(6) Having a spiritual father is common in the Eastern Orthodox tradition. Often a parish priest or monastic is chosen by the spiritual daughter or spiritual son.
(7) I wrote this visit here: and here: It was a very special experience, I stayed in Church, near this icon for the days it was with us. It was such a mercy of God. More about this icon is found here: and
(8) Three years later, my husband proposed to me in that blue apartment; this is all a miracle of God’s mercy.
(9) Elizabeth is a Saint, canonized by the Orthodox Christians, she is called “St. Elizabeth the New Martyr”; in this picture she is with her husband, Grand Duke Sergei Alexandrovich of Russia, who is later assassinated; Tsar Nicholas and his family are also Saints of the Orthodox Church and are referred to as Royal Martyrs.
(10) Originally published on Monday, July 13, 2015 at Revised August 18, 2016.  Also published, in this form, at Conciliar Post:

Introduction to Jottings, Essays and Reflections ~ The View From Here

When I was 19, I went on an Interim class (a January class at Calvin College) where my dream of writing for publication began.  

Between then and now, several dreams have come to fruition: In 2003, I graduated with a BA in English (Honours) and became a Canadian citizen.  I became an Orthodox Christian in 2004 and gained a wonderful godmother and extended church family, going to my first monastery a week after I was chrismated.   In 2005 I moved to Ottawa, Canada. In 2006 I graduated with a Masters in Library and Information Science.  I lived in Ottawa as a professional librarian with various jobs that I loved deeply.  In 2011 I baptised my first godson.   In 2012 I married my best friend, a kind and smart computer scientist and then Reader in the Orthodox Church.  In 2012 I also moved near to NYC to begin my married life with my Husband.  Also, in 2012, my marriage meant that I became an Aunt to many Nieces and Nephews.  In 2013 I learned to knit. In 2014 my Husband and I welcomed and baptised our first goddaughter.  In 2015 I learned the fundamentals of sewing and quilting.  In 2016, we will baptise our second (shared) godchild, a godson who is still an infant.  

And now, 20 years later, I am continuing my dream of writing by writing for Conciliar Post and within this
by this blog.
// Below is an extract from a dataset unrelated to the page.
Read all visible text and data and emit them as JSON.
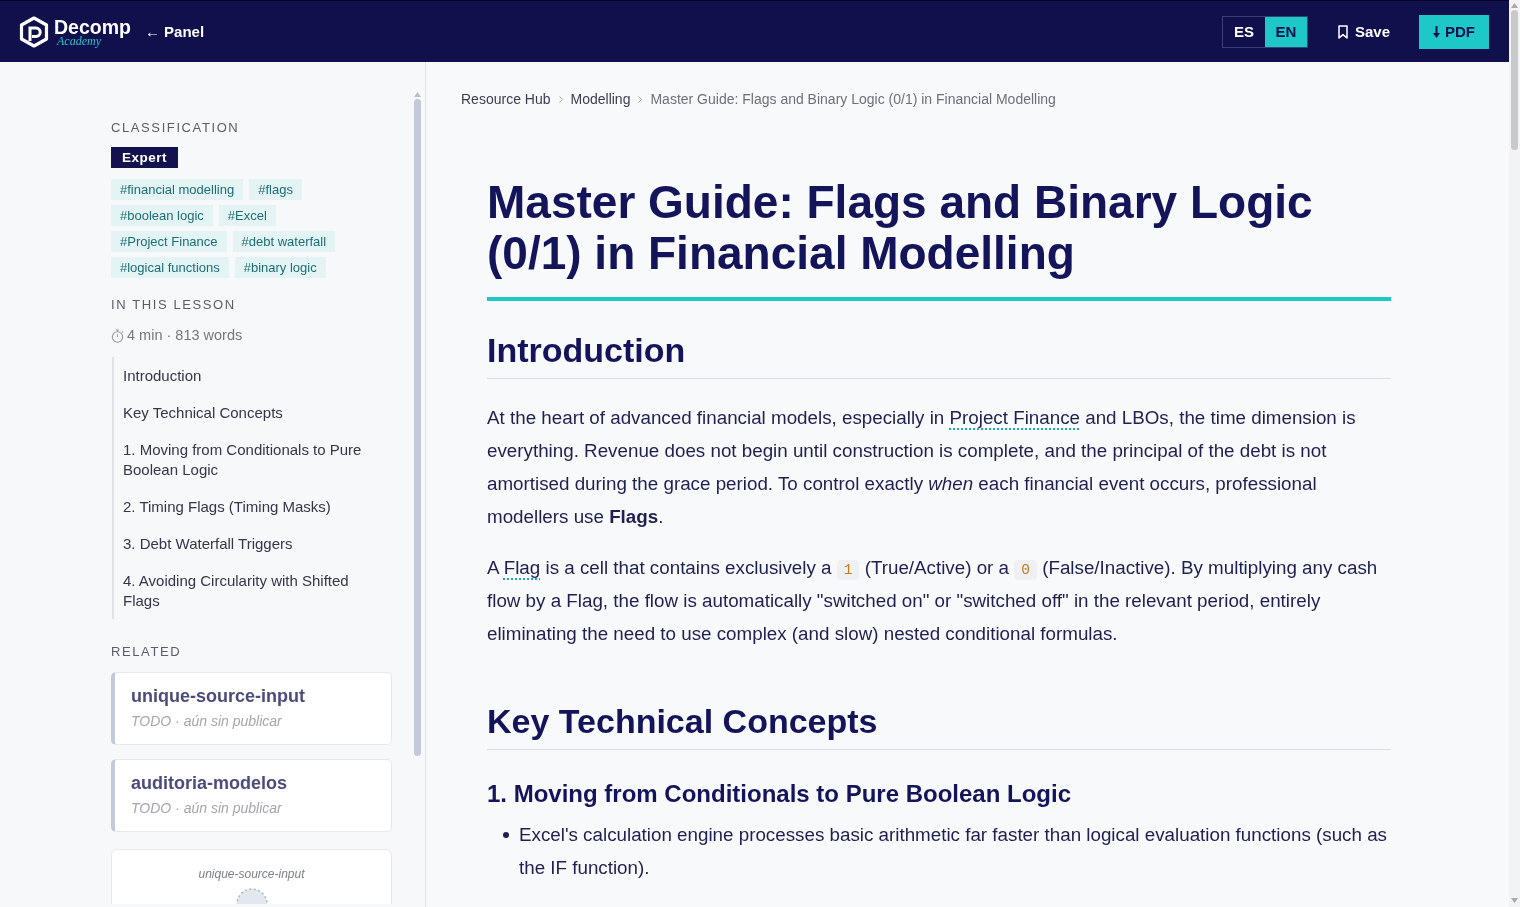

My first essay is titled Perspective, Choices and What a Picture From 1904 Taught Me, found here on Conciliar Post and here, on this new very blog.